#### [What you are asked to do]
Identify all lines in the listing that include the word "button", and copy them out.

#### [Source records]
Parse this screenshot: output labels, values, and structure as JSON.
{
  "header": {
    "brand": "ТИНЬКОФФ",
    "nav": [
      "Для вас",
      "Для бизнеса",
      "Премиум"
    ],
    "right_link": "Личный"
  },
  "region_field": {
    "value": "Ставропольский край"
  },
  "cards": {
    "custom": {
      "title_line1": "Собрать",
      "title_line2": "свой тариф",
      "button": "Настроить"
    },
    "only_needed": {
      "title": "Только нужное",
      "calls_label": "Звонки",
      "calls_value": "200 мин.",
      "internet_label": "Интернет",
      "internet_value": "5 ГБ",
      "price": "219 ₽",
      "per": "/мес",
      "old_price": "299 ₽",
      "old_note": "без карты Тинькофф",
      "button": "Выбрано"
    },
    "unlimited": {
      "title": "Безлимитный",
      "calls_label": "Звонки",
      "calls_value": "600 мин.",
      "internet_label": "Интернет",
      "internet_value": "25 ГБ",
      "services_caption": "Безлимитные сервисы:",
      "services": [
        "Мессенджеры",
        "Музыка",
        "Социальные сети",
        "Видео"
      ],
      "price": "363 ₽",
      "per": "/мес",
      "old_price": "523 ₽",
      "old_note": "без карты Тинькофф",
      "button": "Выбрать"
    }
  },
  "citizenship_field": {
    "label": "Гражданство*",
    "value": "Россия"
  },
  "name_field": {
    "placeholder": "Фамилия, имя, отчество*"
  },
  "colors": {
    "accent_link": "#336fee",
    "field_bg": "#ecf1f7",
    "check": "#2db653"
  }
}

#### [Answer]
      "button": "Настроить"
      "button": "Выбрано"
      "button": "Выбрать"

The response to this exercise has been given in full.